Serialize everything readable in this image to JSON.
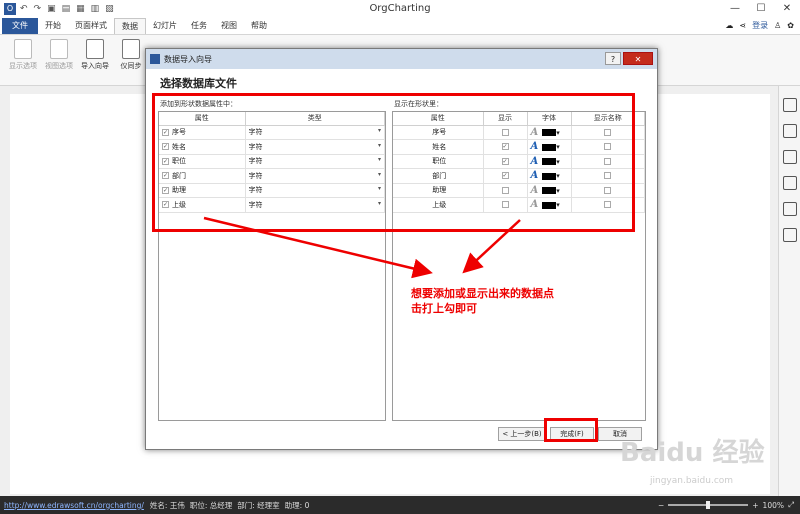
{
  "app": {
    "title": "OrgCharting"
  },
  "tabs": [
    "文件",
    "开始",
    "页面样式",
    "数据",
    "幻灯片",
    "任务",
    "视图",
    "帮助"
  ],
  "top_right": {
    "login": "登录"
  },
  "ribbon": {
    "buttons": [
      "显示选项",
      "视图选项",
      "导入向导",
      "仪同步"
    ]
  },
  "dialog": {
    "title": "数据导入向导",
    "heading": "选择数据库文件",
    "left_label": "添加到形状数据属性中：",
    "right_label": "显示在形状里：",
    "left_headers": [
      "属性",
      "类型"
    ],
    "right_headers": [
      "属性",
      "显示",
      "字体",
      "显示名称"
    ],
    "fields": [
      {
        "name": "序号",
        "type": "字符"
      },
      {
        "name": "姓名",
        "type": "字符"
      },
      {
        "name": "职位",
        "type": "字符"
      },
      {
        "name": "部门",
        "type": "字符"
      },
      {
        "name": "助理",
        "type": "字符"
      },
      {
        "name": "上级",
        "type": "字符"
      }
    ],
    "display": [
      {
        "name": "序号",
        "show": false
      },
      {
        "name": "姓名",
        "show": true
      },
      {
        "name": "职位",
        "show": true
      },
      {
        "name": "部门",
        "show": true
      },
      {
        "name": "助理",
        "show": false
      },
      {
        "name": "上级",
        "show": false
      }
    ],
    "font_glyph": "A",
    "check_mark": "✓",
    "buttons": {
      "back": "< 上一步(B)",
      "finish": "完成(F)",
      "cancel": "取消"
    }
  },
  "annotation": {
    "line1": "想要添加或显示出来的数据点",
    "line2": "击打上勾即可",
    "color": "#ee0000"
  },
  "statusbar": {
    "link": "http://www.edrawsoft.cn/orgcharting/",
    "items": [
      "姓名: 王伟",
      "职位: 总经理",
      "部门: 经理室",
      "助理: 0"
    ],
    "zoom": "100%"
  },
  "watermark": {
    "text": "Baidu 经验",
    "sub": "jingyan.baidu.com"
  }
}
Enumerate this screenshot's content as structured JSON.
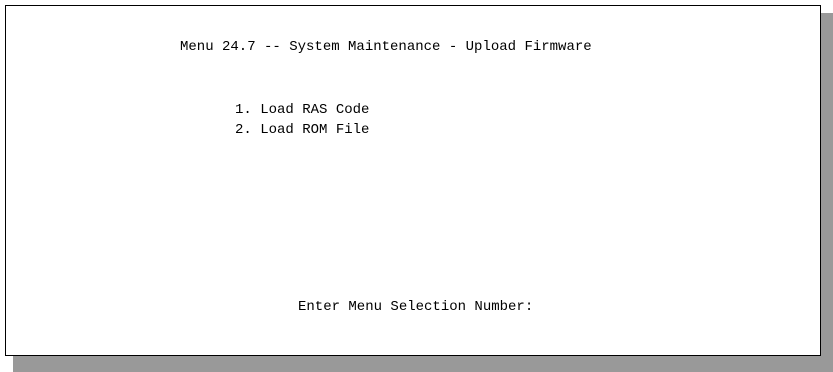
{
  "screen": {
    "title": "Menu 24.7 -- System Maintenance - Upload Firmware",
    "menu_items": [
      {
        "label": "1. Load RAS Code"
      },
      {
        "label": "2. Load ROM File"
      }
    ],
    "prompt": "Enter Menu Selection Number:",
    "selection_value": ""
  }
}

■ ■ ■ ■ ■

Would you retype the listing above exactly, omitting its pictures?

Problem solution:
Serialize everything readable in this image to JSON.
{
  "app": {
    "title": "OrgCharting"
  },
  "tabs": [
    "文件",
    "开始",
    "页面样式",
    "数据",
    "幻灯片",
    "任务",
    "视图",
    "帮助"
  ],
  "top_right": {
    "login": "登录"
  },
  "ribbon": {
    "buttons": [
      "显示选项",
      "视图选项",
      "导入向导",
      "仪同步"
    ]
  },
  "dialog": {
    "title": "数据导入向导",
    "heading": "选择数据库文件",
    "left_label": "添加到形状数据属性中：",
    "right_label": "显示在形状里：",
    "left_headers": [
      "属性",
      "类型"
    ],
    "right_headers": [
      "属性",
      "显示",
      "字体",
      "显示名称"
    ],
    "fields": [
      {
        "name": "序号",
        "type": "字符"
      },
      {
        "name": "姓名",
        "type": "字符"
      },
      {
        "name": "职位",
        "type": "字符"
      },
      {
        "name": "部门",
        "type": "字符"
      },
      {
        "name": "助理",
        "type": "字符"
      },
      {
        "name": "上级",
        "type": "字符"
      }
    ],
    "display": [
      {
        "name": "序号",
        "show": false
      },
      {
        "name": "姓名",
        "show": true
      },
      {
        "name": "职位",
        "show": true
      },
      {
        "name": "部门",
        "show": true
      },
      {
        "name": "助理",
        "show": false
      },
      {
        "name": "上级",
        "show": false
      }
    ],
    "font_glyph": "A",
    "check_mark": "✓",
    "buttons": {
      "back": "< 上一步(B)",
      "finish": "完成(F)",
      "cancel": "取消"
    }
  },
  "annotation": {
    "line1": "想要添加或显示出来的数据点",
    "line2": "击打上勾即可",
    "color": "#ee0000"
  },
  "statusbar": {
    "link": "http://www.edrawsoft.cn/orgcharting/",
    "items": [
      "姓名: 王伟",
      "职位: 总经理",
      "部门: 经理室",
      "助理: 0"
    ],
    "zoom": "100%"
  },
  "watermark": {
    "text": "Baidu 经验",
    "sub": "jingyan.baidu.com"
  }
}
Enumerate this screenshot's content as structured JSON.
{
  "screen": {
    "title": "Menu 24.7 -- System Maintenance - Upload Firmware",
    "menu_items": [
      {
        "label": "1. Load RAS Code"
      },
      {
        "label": "2. Load ROM File"
      }
    ],
    "prompt": "Enter Menu Selection Number:",
    "selection_value": ""
  }
}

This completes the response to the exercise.